◆ Work item
What this exercise needs is every entry restated as written, with no pictures.

(Items from an interface collection)
>>>

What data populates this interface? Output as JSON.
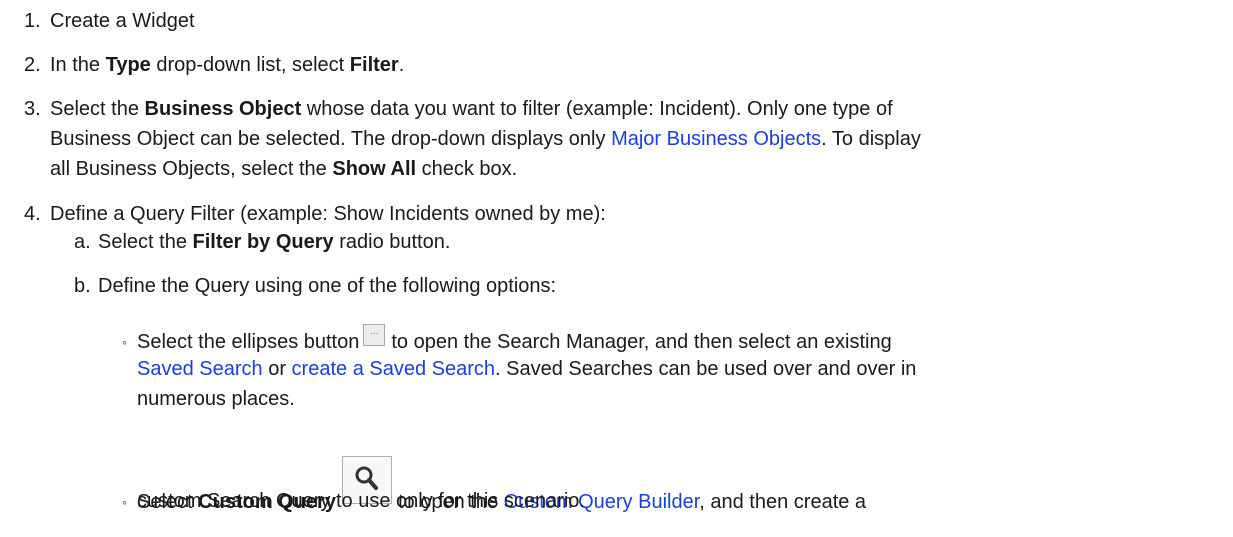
{
  "steps": {
    "s1": {
      "num": "1.",
      "text": "Create a Widget"
    },
    "s2": {
      "num": "2.",
      "t1": "In the ",
      "b1": "Type",
      "t2": " drop-down list, select ",
      "b2": "Filter",
      "t3": "."
    },
    "s3": {
      "num": "3.",
      "t1": "Select the ",
      "b1": "Business Object",
      "t2": " whose data you want to filter (example: Incident). Only one type of",
      "l2a": "Business Object can be selected. The drop-down displays only ",
      "link1": "Major Business Objects",
      "l2b": ". To display",
      "l3a": "all Business Objects, select the ",
      "b2": "Show All",
      "l3b": " check box."
    },
    "s4": {
      "num": "4.",
      "text": "Define a Query Filter (example: Show Incidents owned by me):",
      "a": {
        "num": "a.",
        "t1": "Select the ",
        "b1": "Filter by Query",
        "t2": " radio button."
      },
      "b": {
        "num": "b.",
        "text": "Define the Query using one of the following options:"
      },
      "opt1": {
        "bullet": "◦",
        "t1": "Select the ellipses button",
        "btn_label": "...",
        "t2": "to open the Search Manager, and then select an existing",
        "link1": "Saved Search",
        "t3": " or ",
        "link2": "create a Saved Search",
        "t4": ". Saved Searches can be used over and over in",
        "t5": "numerous places."
      },
      "opt2": {
        "bullet": "◦",
        "t1": "Select ",
        "b1": "Custom Query",
        "t2": "to open the ",
        "link1": "Custom Query Builder",
        "t3": ", and then create a",
        "t4": "custom Search Query to use only for this scenario."
      }
    }
  },
  "colors": {
    "link": "#1a40d9",
    "text": "#1a1a1a"
  },
  "icons": {
    "ellipsis_button": "ellipsis-icon",
    "custom_query_button": "search-icon"
  }
}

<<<

◆ Solution below
What data populates this interface? Output as JSON.
{
  "steps": {
    "s1": {
      "num": "1.",
      "text": "Create a Widget"
    },
    "s2": {
      "num": "2.",
      "t1": "In the ",
      "b1": "Type",
      "t2": " drop-down list, select ",
      "b2": "Filter",
      "t3": "."
    },
    "s3": {
      "num": "3.",
      "t1": "Select the ",
      "b1": "Business Object",
      "t2": " whose data you want to filter (example: Incident). Only one type of",
      "l2a": "Business Object can be selected. The drop-down displays only ",
      "link1": "Major Business Objects",
      "l2b": ". To display",
      "l3a": "all Business Objects, select the ",
      "b2": "Show All",
      "l3b": " check box."
    },
    "s4": {
      "num": "4.",
      "text": "Define a Query Filter (example: Show Incidents owned by me):",
      "a": {
        "num": "a.",
        "t1": "Select the ",
        "b1": "Filter by Query",
        "t2": " radio button."
      },
      "b": {
        "num": "b.",
        "text": "Define the Query using one of the following options:"
      },
      "opt1": {
        "bullet": "◦",
        "t1": "Select the ellipses button",
        "btn_label": "...",
        "t2": "to open the Search Manager, and then select an existing",
        "link1": "Saved Search",
        "t3": " or ",
        "link2": "create a Saved Search",
        "t4": ". Saved Searches can be used over and over in",
        "t5": "numerous places."
      },
      "opt2": {
        "bullet": "◦",
        "t1": "Select ",
        "b1": "Custom Query",
        "t2": "to open the ",
        "link1": "Custom Query Builder",
        "t3": ", and then create a",
        "t4": "custom Search Query to use only for this scenario."
      }
    }
  },
  "colors": {
    "link": "#1a40d9",
    "text": "#1a1a1a"
  },
  "icons": {
    "ellipsis_button": "ellipsis-icon",
    "custom_query_button": "search-icon"
  }
}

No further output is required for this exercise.